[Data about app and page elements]
^^^^^^^^^^^^^^^^

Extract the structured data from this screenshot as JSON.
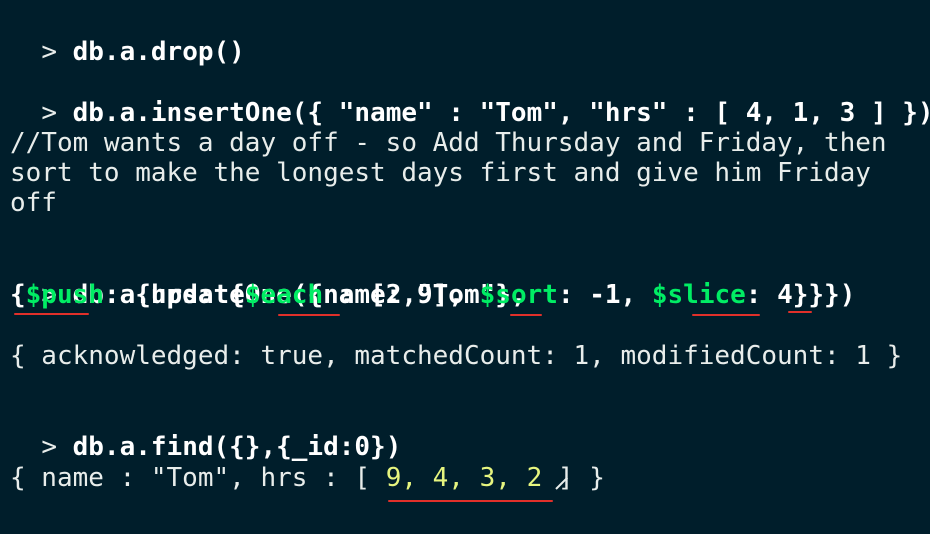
{
  "prompt": ">",
  "commands": {
    "drop": "db.a.drop()",
    "insert": "db.a.insertOne({ \"name\" : \"Tom\", \"hrs\" : [ 4, 1, 3 ] })",
    "update_line1": "db.a.updateOne({name: \"Tom\"},",
    "update_line2": {
      "p1": "{",
      "push": "$push",
      "p2": ": {hrs: {",
      "each": "$each",
      "p3": " : [2,9], ",
      "sort": "$sort",
      "p4": ": -1, ",
      "slice": "$slice",
      "p5": ": 4}}})"
    },
    "find": "db.a.find({},{_id:0})"
  },
  "comment_lines": [
    "//Tom wants a day off - so Add Thursday and Friday, then",
    "sort to make the longest days first and give him Friday",
    "off"
  ],
  "update_result": "{ acknowledged: true, matchedCount: 1, modifiedCount: 1 }",
  "find_result": {
    "prefix": "{ name : \"Tom\", hrs : [ ",
    "values": "9, 4, 3, 2",
    "suffix": " ] }"
  },
  "colors": {
    "background": "#001e2b",
    "operator": "#00ed64",
    "annotation": "#e0302a",
    "number": "#e6f57f"
  }
}
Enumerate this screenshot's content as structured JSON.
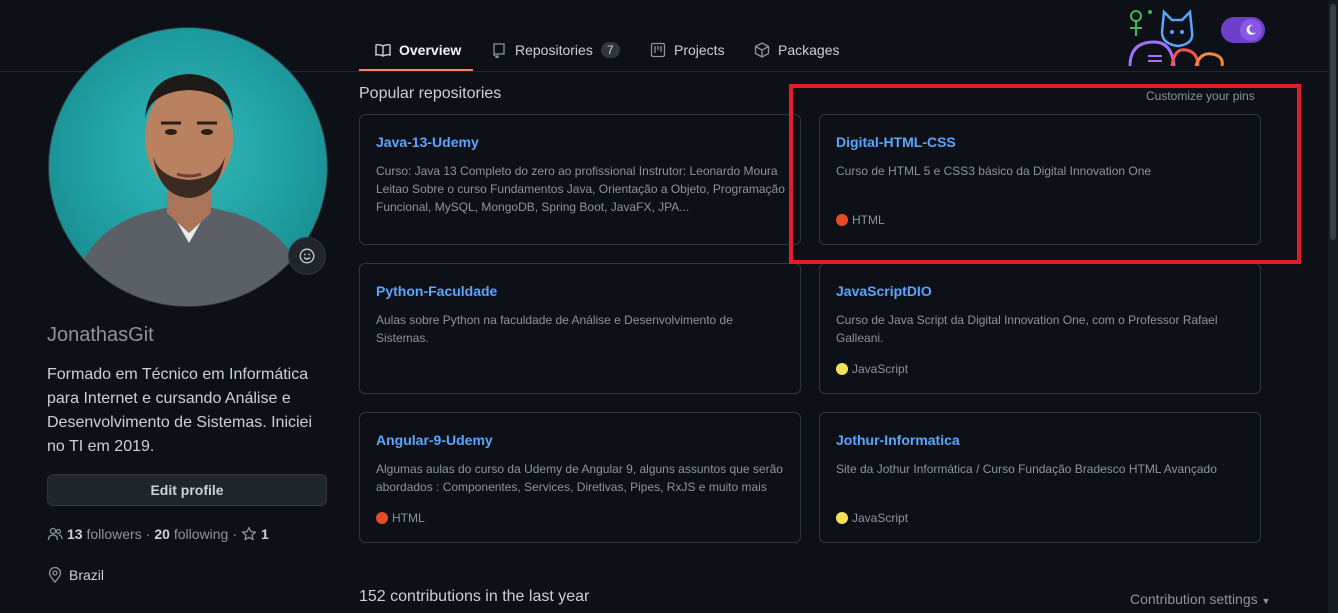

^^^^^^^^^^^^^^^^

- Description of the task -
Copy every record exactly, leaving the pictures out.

- Exercise result -
Extract the structured data from this screenshot as JSON.
{
  "prompt": ">",
  "commands": {
    "drop": "db.a.drop()",
    "insert": "db.a.insertOne({ \"name\" : \"Tom\", \"hrs\" : [ 4, 1, 3 ] })",
    "update_line1": "db.a.updateOne({name: \"Tom\"},",
    "update_line2": {
      "p1": "{",
      "push": "$push",
      "p2": ": {hrs: {",
      "each": "$each",
      "p3": " : [2,9], ",
      "sort": "$sort",
      "p4": ": -1, ",
      "slice": "$slice",
      "p5": ": 4}}})"
    },
    "find": "db.a.find({},{_id:0})"
  },
  "comment_lines": [
    "//Tom wants a day off - so Add Thursday and Friday, then",
    "sort to make the longest days first and give him Friday",
    "off"
  ],
  "update_result": "{ acknowledged: true, matchedCount: 1, modifiedCount: 1 }",
  "find_result": {
    "prefix": "{ name : \"Tom\", hrs : [ ",
    "values": "9, 4, 3, 2",
    "suffix": " ] }"
  },
  "colors": {
    "background": "#001e2b",
    "operator": "#00ed64",
    "annotation": "#e0302a",
    "number": "#e6f57f"
  }
}
Enumerate this screenshot's content as structured JSON.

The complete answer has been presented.